To execute a traditional parallel bar dip, find a set of parallel bars and climb up. Start at the top position with your arms straight, elbows locked and body hanging in space. Lower your body until your shoulders are parallel to your hands, then push yourself back up to the top, stopping just short of lockout.
In this post I want to discuss how to do dips the right way, several variations of dips, how to do dips if you can’t do dips, and what to watch out for when first learning how to dip.
To use parallel bar or ring dips in your triceps training, be sure to keep you your elbows in and your body straight.
To use parallel bar or ring dips in your chest training, flare your elbows out to the side and lean forward from 30-45 degrees.
Squeeze the bar harder to apply more force, which will make you stronger and will make it easier to push up.
Look forward, and straight ahead or slightly up, rather than looking down and definitely don’t be looking to the side.
Take a deep breath at the top of the rep to increase intra-abdominal pressure. This will make you stronger. Breathe out during the last half of the eccentric (up) phase of the rep.
Most people find it easier and most effective to bend their legs at the knees and sometime cross their feet. This actually helps you to squeeze your posterior chain for added strength and stability.
You want your shoulders to drop below your elbows. You might not be able to bring your shoulders as low as your hands, either do to poor flexibility or shoulder discomfort. This is OK. Please do not hurt your shoulders.
Do not lock your elbows at the top, but come as close to lock-out as possible without actually locking out. Just because I told you not to lock your elbows doesn’t mean you can do partial dips.
Keep your core tight throughout this movement. Doing dips with a loose core can throw off your form and cause injury to the shoulders, elbows, neck, and spine.
Once you can do at least 10 reps with proper technique, feel free to occasionally or frequently (or primarily) use weighted dips.
Here are some ideas for adding weight to your dips:

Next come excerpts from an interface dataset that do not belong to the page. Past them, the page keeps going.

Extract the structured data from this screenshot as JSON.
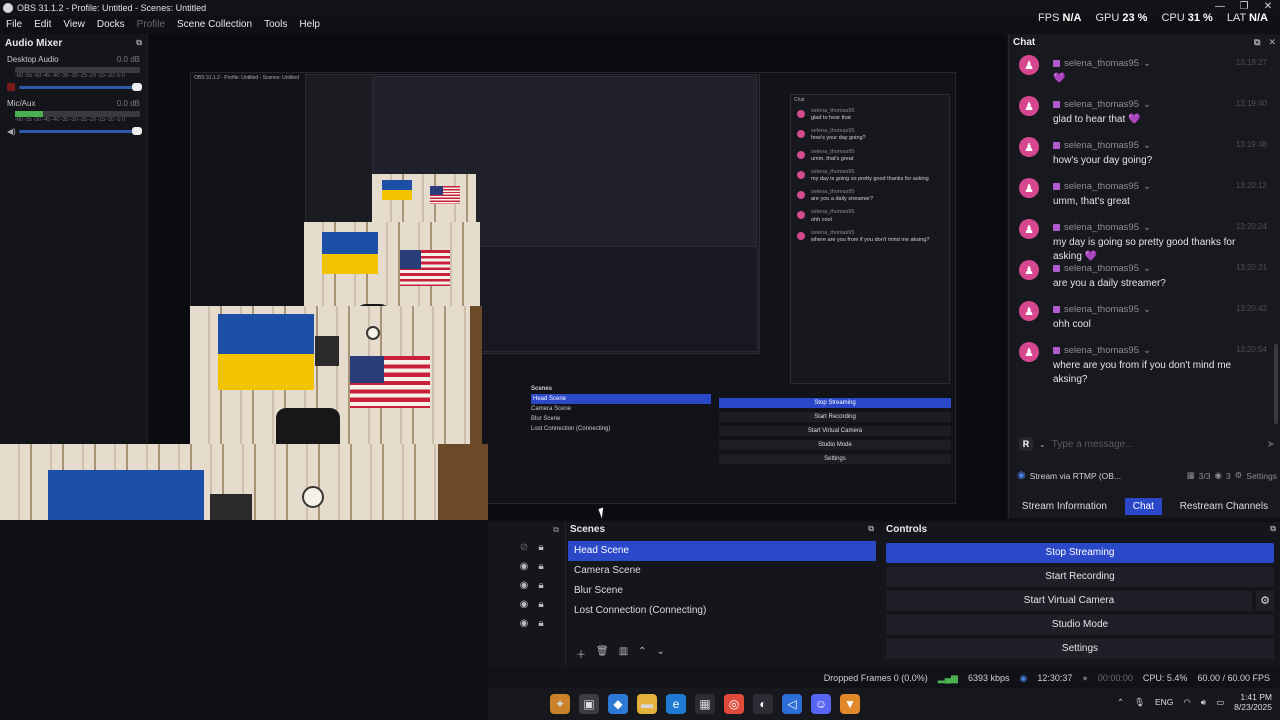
{
  "window": {
    "title": "OBS 31.1.2 - Profile: Untitled - Scenes: Untitled",
    "controls": [
      "—",
      "❐",
      "✕"
    ]
  },
  "menu": [
    "File",
    "Edit",
    "View",
    "Docks",
    "Profile",
    "Scene Collection",
    "Tools",
    "Help"
  ],
  "stats_top": {
    "fps_label": "FPS",
    "fps_value": "N/A",
    "gpu_label": "GPU",
    "gpu_value": "23 %",
    "cpu_label": "CPU",
    "cpu_value": "31 %",
    "lat_label": "LAT",
    "lat_value": "N/A"
  },
  "audio_mixer": {
    "title": "Audio Mixer",
    "channels": [
      {
        "name": "Desktop Audio",
        "db": "0.0 dB",
        "level": 0
      },
      {
        "name": "Mic/Aux",
        "db": "0.0 dB",
        "level": 0.22
      }
    ],
    "scale": "-60 -55 -50 -45 -40 -35 -30 -25 -20 -15 -10 -5 0"
  },
  "chat": {
    "title": "Chat",
    "messages": [
      {
        "user": "selena_thomas95",
        "time": "13:19:27",
        "text": "",
        "emoji": "💜"
      },
      {
        "user": "selena_thomas95",
        "time": "13:19:40",
        "text": "glad to hear that",
        "emoji": "💜"
      },
      {
        "user": "selena_thomas95",
        "time": "13:19:48",
        "text": "how's your day going?",
        "emoji": ""
      },
      {
        "user": "selena_thomas95",
        "time": "13:20:12",
        "text": "umm, that's great",
        "emoji": ""
      },
      {
        "user": "selena_thomas95",
        "time": "13:20:24",
        "text": "my day is going so pretty good thanks for asking",
        "emoji": "💜"
      },
      {
        "user": "selena_thomas95",
        "time": "13:20:31",
        "text": "are you a daily streamer?",
        "emoji": ""
      },
      {
        "user": "selena_thomas95",
        "time": "13:20:42",
        "text": "ohh cool",
        "emoji": ""
      },
      {
        "user": "selena_thomas95",
        "time": "13:20:54",
        "text": "where are you from if you don't mind me aksing?",
        "emoji": ""
      }
    ],
    "input_badge": "R",
    "input_placeholder": "Type a message...",
    "stream_label": "Stream via RTMP (OB...",
    "stream_stats": {
      "a": "3/3",
      "b": "3",
      "settings": "Settings"
    },
    "tabs": [
      "Stream Information",
      "Chat",
      "Restream Channels"
    ],
    "active_tab": "Chat"
  },
  "scenes": {
    "title": "Scenes",
    "items": [
      "Head Scene",
      "Camera Scene",
      "Blur Scene",
      "Lost Connection (Connecting)"
    ],
    "selected": "Head Scene"
  },
  "controls": {
    "title": "Controls",
    "buttons": [
      "Stop Streaming",
      "Start Recording",
      "Start Virtual Camera",
      "Studio Mode",
      "Settings"
    ]
  },
  "status": {
    "dropped": "Dropped Frames 0 (0.0%)",
    "bitrate": "6393 kbps",
    "stream_time": "12:30:37",
    "rec_time": "00:00:00",
    "cpu": "CPU: 5.4%",
    "fps": "60.00 / 60.00 FPS"
  },
  "taskbar": {
    "lang": "ENG",
    "time": "1:41 PM",
    "date": "8/23/2025"
  },
  "nested": {
    "title": "OBS 31.1.2 - Profile: Untitled - Scenes: Untitled",
    "scenes_title": "Scenes",
    "controls_title": "Controls",
    "chat_title": "Chat"
  },
  "colors": {
    "accent": "#2b48c9",
    "avatar": "#d6478f",
    "badge": "#b05cd0"
  }
}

If your shoulders hurt in the bottom portion of the dip you should either avoid them, get shoulder therapy, or try shallow dips until you can work up to deeper dips.
If you are not strong enough to do dips: there are many assisted dip machines like assisted pull up machines. This is NOT the machine where you sit down and press the bars down. That is some sort of triceps press machine that is pretty much useless unless you are circuit training or are elderly. The machine to choose actually mimics parallel bar dips, but you stand on a platform or bar that helps to push you back up from the bottom position.
If you use an assisted dip machine you should still attempt to complete a couple regular assisted dips using one of the techniques listed below:
Ring dips are utilized constantly at Crossfit, but your gym will probably not have any rings. In this case I guess you will have to settle for parallel bar, bench, or chair dips.